Experts say the livelihood of 50 million working people in the informal sector is under threat due to Covid-19 outbreak
The econd wave of Covid-19 has again dealt a huge blow to the informal sector of Bangladesh when around 50 million people who work on a daily wage basis are unable to cope with the fallout caused by the pandemic.
Many marginalized people were unable to find work due to health risk as well as limited opportunities for work due to countrywide lockdown restrictions in almost every sector.
Bangladesh is observing the International Workers' Day on Friday at a time when the number of new poor in the country has been on the rise due to the pandemic.
According to the latest Labour Force Survey (2017) of the Bangladesh Bureau of Statistics (BBS), 85% of the country's working people are employed in the informal sector. They have no job security and work on a daily wage basis.
About 69% of the employed populations in urban areas are in high-risk sectors – such as manufacturing, construction, transport, wholesale and retail trade, food and accommodation services and personal services – where the economy's share is 49%, according to a study conducted by Centre for Policy Dialogue (CPD) and Bangladesh Institute of Labour Studies (BILS).
People losing jobs again
Hasimul Hossain Palash, 46, owned a shop before the pandemic. However, he had to sell the shop as he was unable to carry the expenses and bought a motorcycle in January this year.
He worked in a ride-sharing service to earn livelihood, but was unemployed again when the government suspended ride-sharing services during lockdown in a bid to stem the spread of Covid-19.
Palash said: “I had a shop that I bought on interest. I still have not been able to repay the money even after selling the shop. I used to earn Tk1,200 every day through ride-sharing services. Now I am completely unemployed. I have not been able to pay my house rent for 2 months.”
20% terminated RMG workers still unemployed
As many as 200,000 workers lost their jobs in June last year due to fall in production and exports caused by the pandemic.
Owners continued the production with 55% of the workers. Of them, 50,000 are still unemployed, BILS say.
Also Read - '3-fold rise in urban poverty due to Covid-19'
Sharmin Akhter, 21, has been working for two years at a ready-made garment factory at Konabari in Gazipur. Her father earned Tk8,000 and she earned Tk10,500 before she lost her job last month.
“My house rent is Tk5,000, but now I don't know how to run the family with my father's single income. About 100 workers including me were fired from our factory. The owner said there was no work.”

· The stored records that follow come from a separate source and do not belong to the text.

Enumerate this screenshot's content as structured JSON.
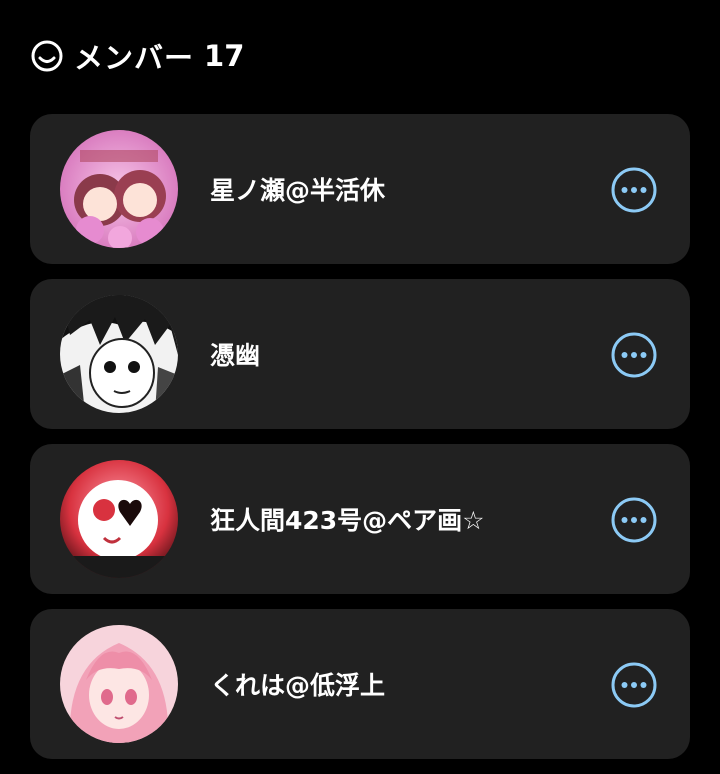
{
  "header": {
    "icon": "smile-icon",
    "title": "メンバー",
    "count": "17"
  },
  "colors": {
    "background": "#000000",
    "card": "#212121",
    "accent": "#8ccaf5",
    "text": "#ffffff"
  },
  "members": [
    {
      "name": "星ノ瀬@半活休",
      "avatar": "pink-twins-avatar",
      "more_icon": "more-options-icon"
    },
    {
      "name": "憑幽",
      "avatar": "monochrome-manga-avatar",
      "more_icon": "more-options-icon"
    },
    {
      "name": "狂人間423号@ペア画☆",
      "avatar": "pink-heart-mask-avatar",
      "more_icon": "more-options-icon"
    },
    {
      "name": "くれは@低浮上",
      "avatar": "pink-hair-girl-avatar",
      "more_icon": "more-options-icon"
    }
  ]
}
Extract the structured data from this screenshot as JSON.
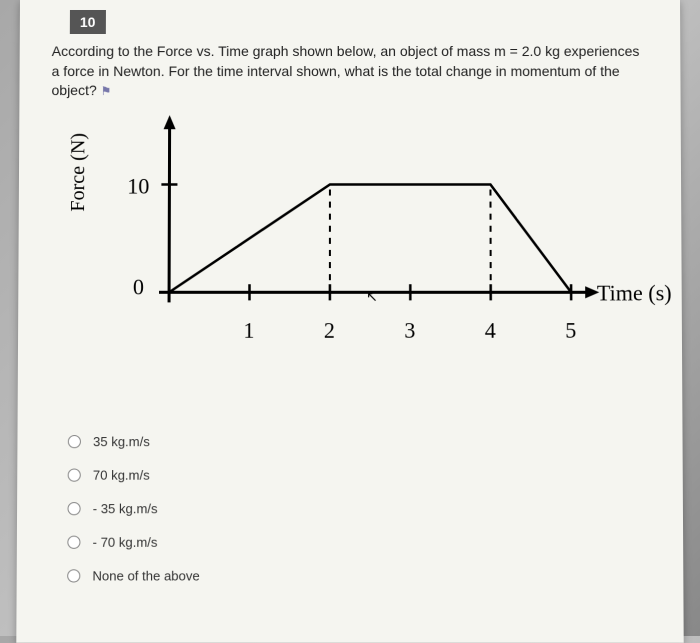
{
  "question_number": "10",
  "question_text": "According to the Force vs. Time graph shown below, an object of mass m = 2.0 kg experiences a force in Newton. For the time interval shown, what is the total change in momentum of the object?",
  "chart_data": {
    "type": "line",
    "title": "",
    "xlabel": "Time (s)",
    "ylabel": "Force (N)",
    "xlim": [
      0,
      5.5
    ],
    "ylim": [
      0,
      12
    ],
    "xticks": [
      "1",
      "2",
      "3",
      "4",
      "5"
    ],
    "yticks": [
      "10"
    ],
    "origin": "0",
    "series": [
      {
        "name": "Force",
        "x": [
          0,
          2,
          4,
          5
        ],
        "y": [
          0,
          10,
          10,
          0
        ]
      }
    ],
    "dashed_verticals_x": [
      2,
      4
    ]
  },
  "options": [
    {
      "label": "35 kg.m/s"
    },
    {
      "label": "70 kg.m/s"
    },
    {
      "label": "- 35 kg.m/s"
    },
    {
      "label": "- 70 kg.m/s"
    },
    {
      "label": "None of the above"
    }
  ]
}
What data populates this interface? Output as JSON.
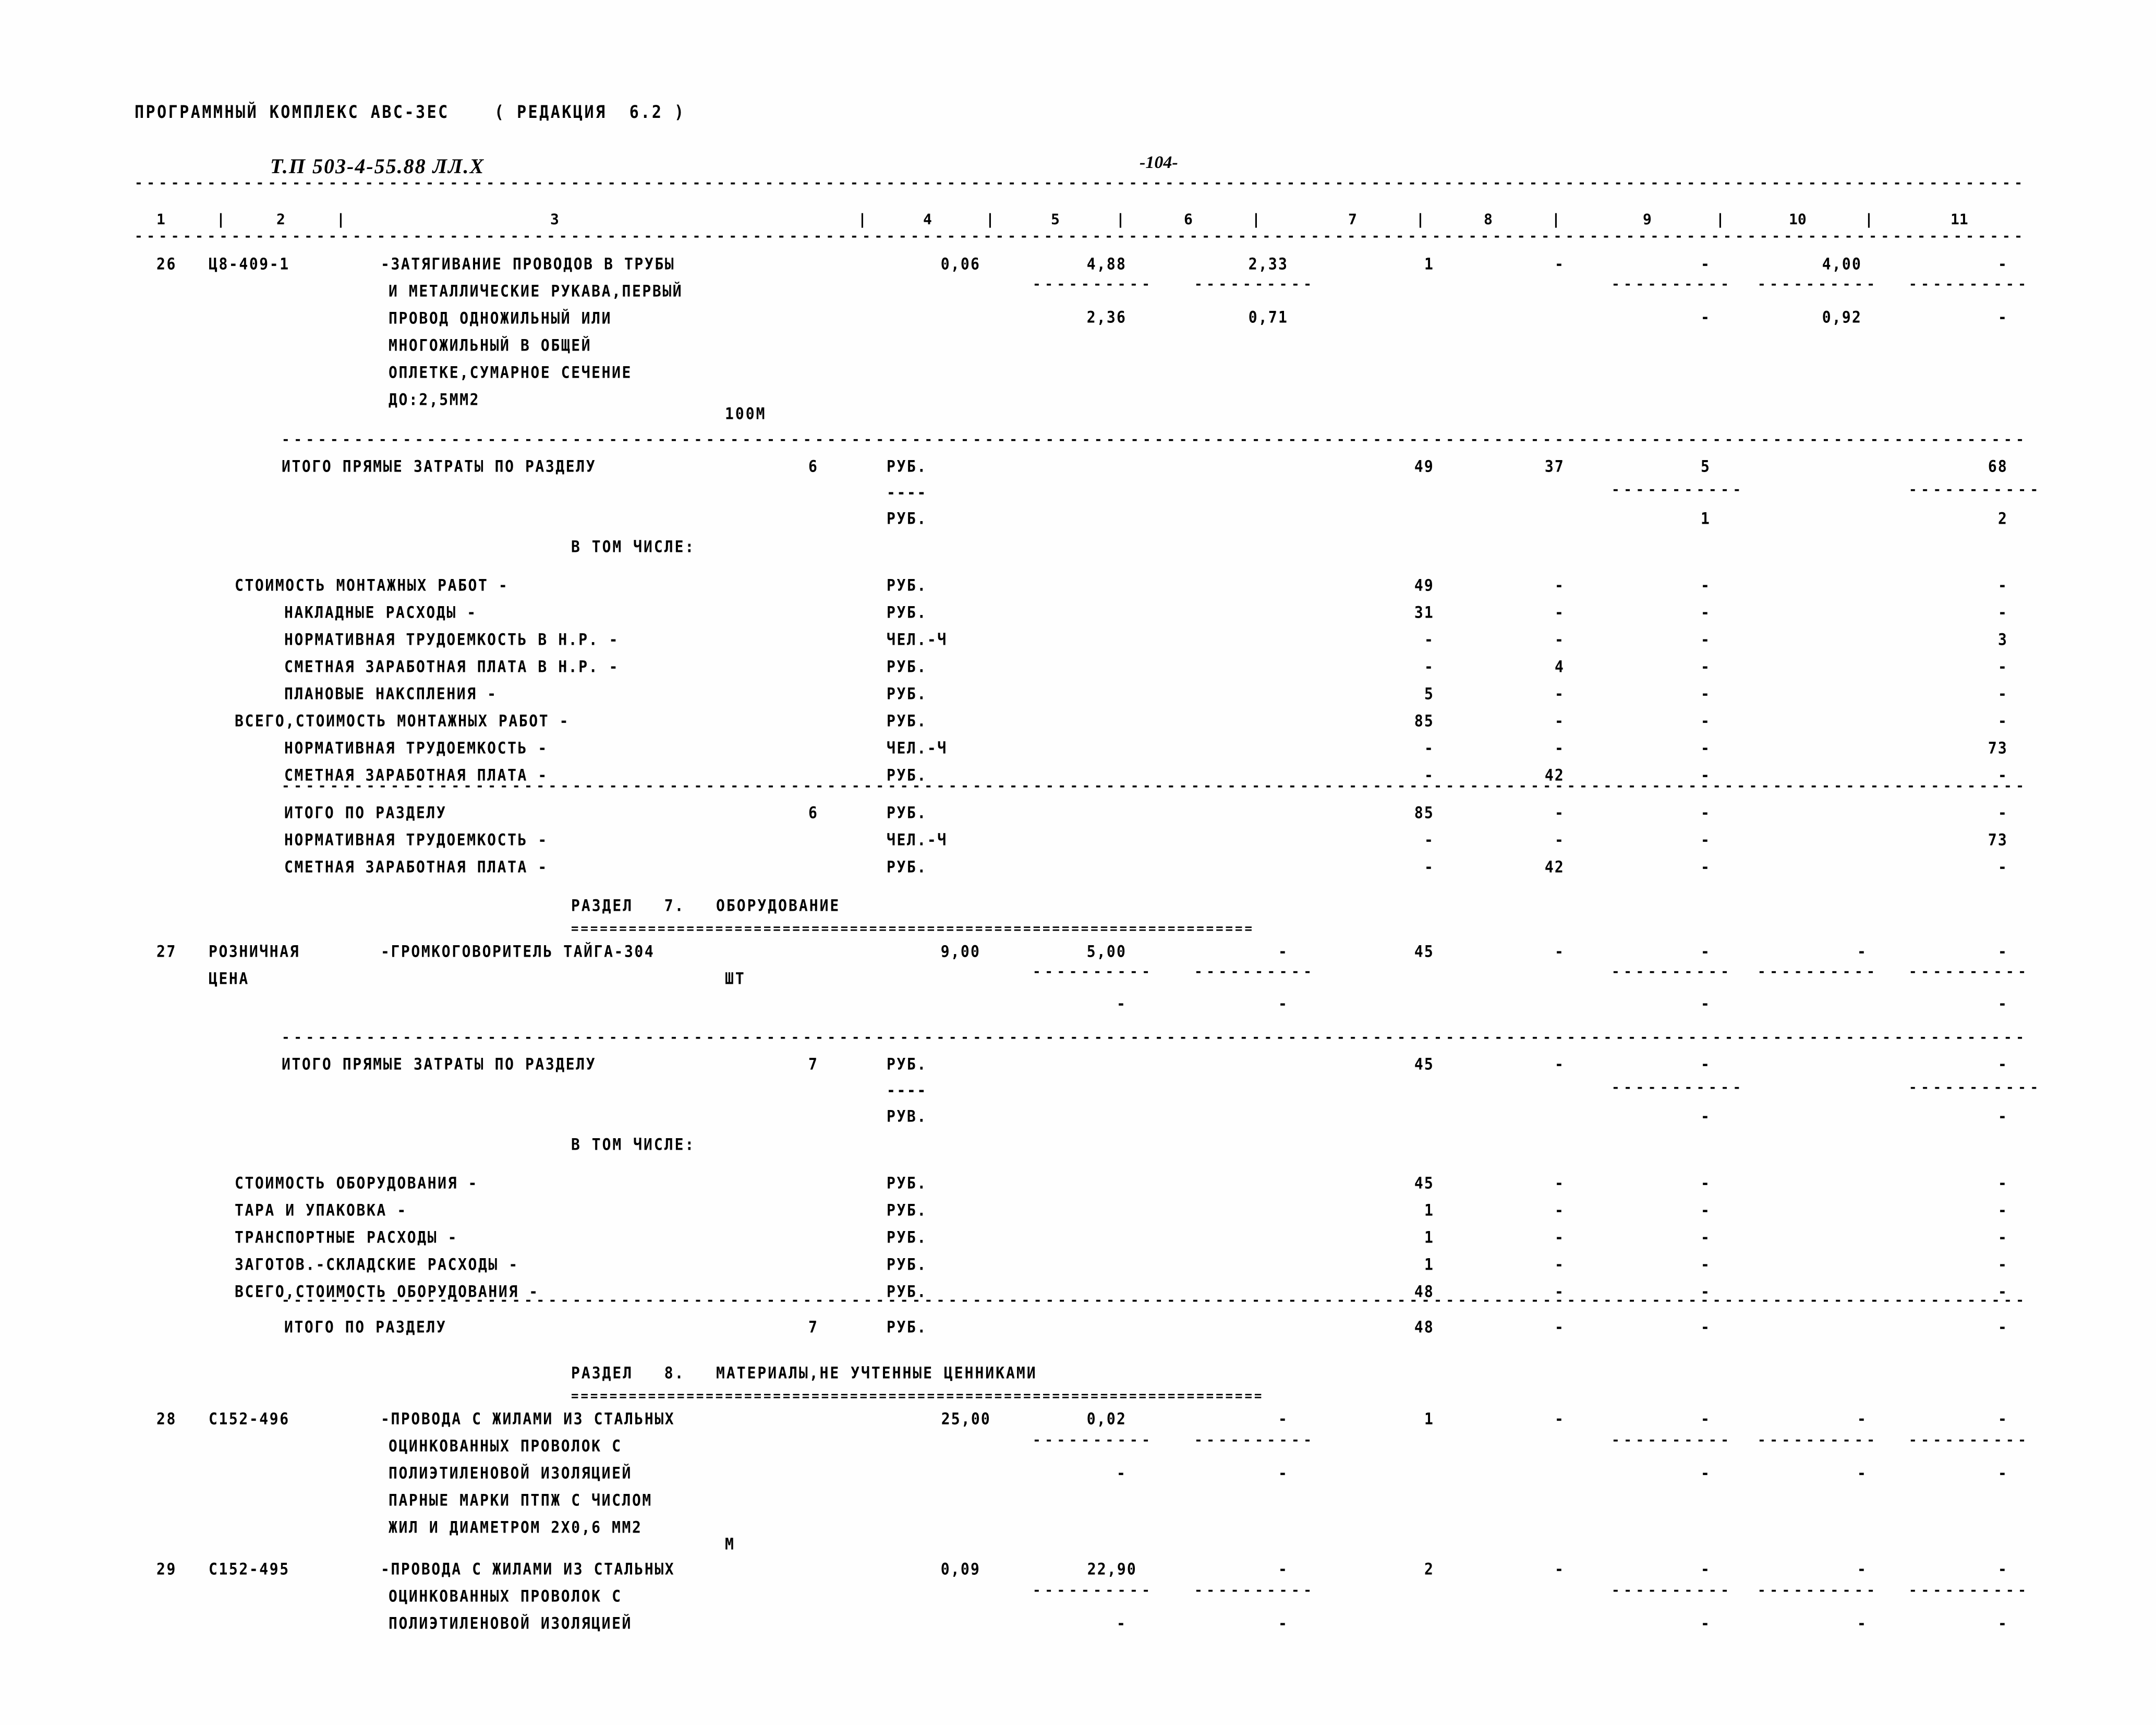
{
  "header": {
    "program_line": "ПРОГРАММНЫЙ КОМПЛЕКС АВС-ЗЕС    ( РЕДАКЦИЯ  6.2 )",
    "doc_code": "Т.П 503-4-55.88 ЛЛ.Х",
    "page_number": "-104-"
  },
  "column_headers": [
    "1",
    "2",
    "3",
    "4",
    "5",
    "6",
    "7",
    "8",
    "9",
    "10",
    "11"
  ],
  "rules": {
    "dash": "-",
    "equals": "="
  },
  "items": [
    {
      "no": "26",
      "code": "Ц8-409-1",
      "desc_lines": [
        "-ЗАТЯГИВАНИЕ ПРОВОДОВ В ТРУБЫ",
        "И МЕТАЛЛИЧЕСКИЕ РУКАВА,ПЕРВЫЙ",
        "ПРОВОД ОДНОЖИЛЬНЫЙ ИЛИ",
        "МНОГОЖИЛЬНЫЙ В ОБЩЕЙ",
        "ОПЛЕТКЕ,СУМАРНОЕ СЕЧЕНИЕ",
        "ДО:2,5ММ2"
      ],
      "unit": "100М",
      "row1": {
        "c4": "0,06",
        "c5": "4,88",
        "c6": "2,33",
        "c7": "1",
        "c8": "-",
        "c9": "-",
        "c10": "4,00",
        "c11": "-"
      },
      "row2": {
        "c5": "2,36",
        "c6": "0,71",
        "c9": "-",
        "c10": "0,92",
        "c11": "-"
      }
    },
    {
      "no": "27",
      "code": "РОЗНИЧНАЯ",
      "code2": "ЦЕНА",
      "desc_lines": [
        "-ГРОМКОГОВОРИТЕЛЬ ТАЙГА-304"
      ],
      "unit": "ШТ",
      "row1": {
        "c4": "9,00",
        "c5": "5,00",
        "c6": "-",
        "c7": "45",
        "c8": "-",
        "c9": "-",
        "c10": "-",
        "c11": "-"
      },
      "row2": {
        "c5": "-",
        "c6": "-"
      }
    },
    {
      "no": "28",
      "code": "С152-496",
      "desc_lines": [
        "-ПРОВОДА С ЖИЛАМИ ИЗ СТАЛЬНЫХ",
        "ОЦИНКОВАННЫХ ПРОВОЛОК С",
        "ПОЛИЭТИЛЕНОВОЙ ИЗОЛЯЦИЕЙ",
        "ПАРНЫЕ МАРКИ ПТПЖ С ЧИСЛОМ",
        "ЖИЛ И ДИАМЕТРОМ 2Х0,6 ММ2"
      ],
      "unit": "М",
      "row1": {
        "c4": "25,00",
        "c5": "0,02",
        "c6": "-",
        "c7": "1",
        "c8": "-",
        "c9": "-",
        "c10": "-",
        "c11": "-"
      },
      "row2": {
        "c5": "-",
        "c6": "-",
        "c9": "-",
        "c10": "-",
        "c11": "-"
      }
    },
    {
      "no": "29",
      "code": "С152-495",
      "desc_lines": [
        "-ПРОВОДА С ЖИЛАМИ ИЗ СТАЛЬНЫХ",
        "ОЦИНКОВАННЫХ ПРОВОЛОК С",
        "ПОЛИЭТИЛЕНОВОЙ ИЗОЛЯЦИЕЙ"
      ],
      "row1": {
        "c4": "0,09",
        "c5": "22,90",
        "c6": "-",
        "c7": "2",
        "c8": "-",
        "c9": "-",
        "c10": "-",
        "c11": "-"
      },
      "row2": {
        "c5": "-",
        "c6": "-",
        "c9": "-",
        "c10": "-",
        "c11": "-"
      }
    }
  ],
  "section6": {
    "total_direct_label": "ИТОГО ПРЯМЫЕ ЗАТРАТЫ ПО РАЗДЕЛУ",
    "total_direct_no": "6",
    "unit_rub": "РУБ.",
    "unit_rub2": "РУБ.",
    "dash_mark": "----",
    "values_main": {
      "c7": "49",
      "c8": "37",
      "c9": "5",
      "c11": "68"
    },
    "values_sub": {
      "c9": "1",
      "c11": "2"
    },
    "in_which_label": "В ТОМ ЧИСЛЕ:",
    "detail_rows": [
      {
        "label": "СТОИМОСТЬ МОНТАЖНЫХ РАБОТ -",
        "indent": 0,
        "unit": "РУБ.",
        "c7": "49",
        "c8": "-",
        "c9": "-",
        "c11": "-"
      },
      {
        "label": "НАКЛАДНЫЕ РАСХОДЫ -",
        "indent": 1,
        "unit": "РУБ.",
        "c7": "31",
        "c8": "-",
        "c9": "-",
        "c11": "-"
      },
      {
        "label": "НОРМАТИВНАЯ ТРУДОЕМКОСТЬ В Н.Р. -",
        "indent": 1,
        "unit": "ЧЕЛ.-Ч",
        "c7": "-",
        "c8": "-",
        "c9": "-",
        "c11": "3"
      },
      {
        "label": "СМЕТНАЯ ЗАРАБОТНАЯ ПЛАТА В Н.Р. -",
        "indent": 1,
        "unit": "РУБ.",
        "c7": "-",
        "c8": "4",
        "c9": "-",
        "c11": "-"
      },
      {
        "label": "ПЛАНОВЫЕ НАКСПЛЕНИЯ -",
        "indent": 1,
        "unit": "РУБ.",
        "c7": "5",
        "c8": "-",
        "c9": "-",
        "c11": "-"
      },
      {
        "label": "ВСЕГО,СТОИМОСТЬ МОНТАЖНЫХ РАБОТ -",
        "indent": 0,
        "unit": "РУБ.",
        "c7": "85",
        "c8": "-",
        "c9": "-",
        "c11": "-"
      },
      {
        "label": "НОРМАТИВНАЯ ТРУДОЕМКОСТЬ -",
        "indent": 1,
        "unit": "ЧЕЛ.-Ч",
        "c7": "-",
        "c8": "-",
        "c9": "-",
        "c11": "73"
      },
      {
        "label": "СМЕТНАЯ ЗАРАБОТНАЯ ПЛАТА -",
        "indent": 1,
        "unit": "РУБ.",
        "c7": "-",
        "c8": "42",
        "c9": "-",
        "c11": "-"
      }
    ],
    "total_rows": [
      {
        "label": "ИТОГО ПО РАЗДЕЛУ",
        "num": "6",
        "unit": "РУБ.",
        "c7": "85",
        "c8": "-",
        "c9": "-",
        "c11": "-"
      },
      {
        "label": "НОРМАТИВНАЯ ТРУДОЕМКОСТЬ -",
        "num": "",
        "unit": "ЧЕЛ.-Ч",
        "c7": "-",
        "c8": "-",
        "c9": "-",
        "c11": "73"
      },
      {
        "label": "СМЕТНАЯ ЗАРАБОТНАЯ ПЛАТА -",
        "num": "",
        "unit": "РУБ.",
        "c7": "-",
        "c8": "42",
        "c9": "-",
        "c11": "-"
      }
    ]
  },
  "section7": {
    "title": "РАЗДЕЛ   7.   ОБОРУДОВАНИЕ",
    "total_direct_label": "ИТОГО ПРЯМЫЕ ЗАТРАТЫ ПО РАЗДЕЛУ",
    "total_direct_no": "7",
    "unit_rub": "РУБ.",
    "unit_rub2": "РУВ.",
    "dash_mark": "----",
    "values_main": {
      "c7": "45",
      "c8": "-",
      "c9": "-",
      "c11": "-"
    },
    "values_sub": {
      "c9": "-",
      "c11": "-"
    },
    "in_which_label": "В ТОМ ЧИСЛЕ:",
    "detail_rows": [
      {
        "label": "СТОИМОСТЬ ОБОРУДОВАНИЯ -",
        "unit": "РУБ.",
        "c7": "45",
        "c8": "-",
        "c9": "-",
        "c11": "-"
      },
      {
        "label": "ТАРА И УПАКОВКА -",
        "unit": "РУБ.",
        "c7": "1",
        "c8": "-",
        "c9": "-",
        "c11": "-"
      },
      {
        "label": "ТРАНСПОРТНЫЕ РАСХОДЫ -",
        "unit": "РУБ.",
        "c7": "1",
        "c8": "-",
        "c9": "-",
        "c11": "-"
      },
      {
        "label": "ЗАГОТОВ.-СКЛАДСКИЕ РАСХОДЫ -",
        "unit": "РУБ.",
        "c7": "1",
        "c8": "-",
        "c9": "-",
        "c11": "-"
      },
      {
        "label": "ВСЕГО,СТОИМОСТЬ ОБОРУДОВАНИЯ -",
        "unit": "РУБ.",
        "c7": "48",
        "c8": "-",
        "c9": "-",
        "c11": "-"
      }
    ],
    "total_rows": [
      {
        "label": "ИТОГО ПО РАЗДЕЛУ",
        "num": "7",
        "unit": "РУБ.",
        "c7": "48",
        "c8": "-",
        "c9": "-",
        "c11": "-"
      }
    ]
  },
  "section8": {
    "title": "РАЗДЕЛ   8.   МАТЕРИАЛЫ,НЕ УЧТЕННЫЕ ЦЕННИКАМИ"
  }
}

Amirul Haque Amin, general secretary of Jatio Sramik Federation, said: “Around 150,000 workers who lost jobs last year have managed a job at a different factory. Many of the unemployed female workers went back to the village and took jobs as domestic help. The boys who started work as day labourers lost their new jobs again.
“This year we haven’t heard about any announcements from the factory owners or the BGMEA about termination or pay cuts. But workers are being terminated.”
What the experts say
To bring balance to the informal sector, experts said that the government's social and security programs needed to be expanded. Even if there is no database, special aid should be delivered to the people through various trade unions.
“Every year on May 1, the issue of workers' rights and development comes up, but since last year, this day has seen nothing but a picture of vulnerable unstable life,” said Nazma Yesmin, director of BILS.
She said: “To keep the economics afloat, limited industrial, trade and production have been maintained. But the transportation sector has been restricted. Since the transport workers of our country still earn on a daily basis, they have become completely unemployed.”
As the construction works have stopped in many places, these labourers are sitting idle at home, according to the BILS director.
Dr Khandoker Golam Moazzem, additional research director of CPD, said: “If the pandemic continues for two to three more years and the government enforces lockdown a few more times, then hardworking people like rickshaw pullers, drivers, day laborers, agricultural laborers, shopkeepers and hawkers will become unemployed.”
The biggest challenge for the people in the informal sector is that there is no database to identify them, he says. “So they’re being deprived of the government benefits. They’re facing a new crisis even before recovering from the damage done by the first wave of the pandemic.”
Secretary of the Ministry of Labour and Employment KM Abdus Salam and Assistant Secretary Md Shuzauddowla declined to make any comment when contacted.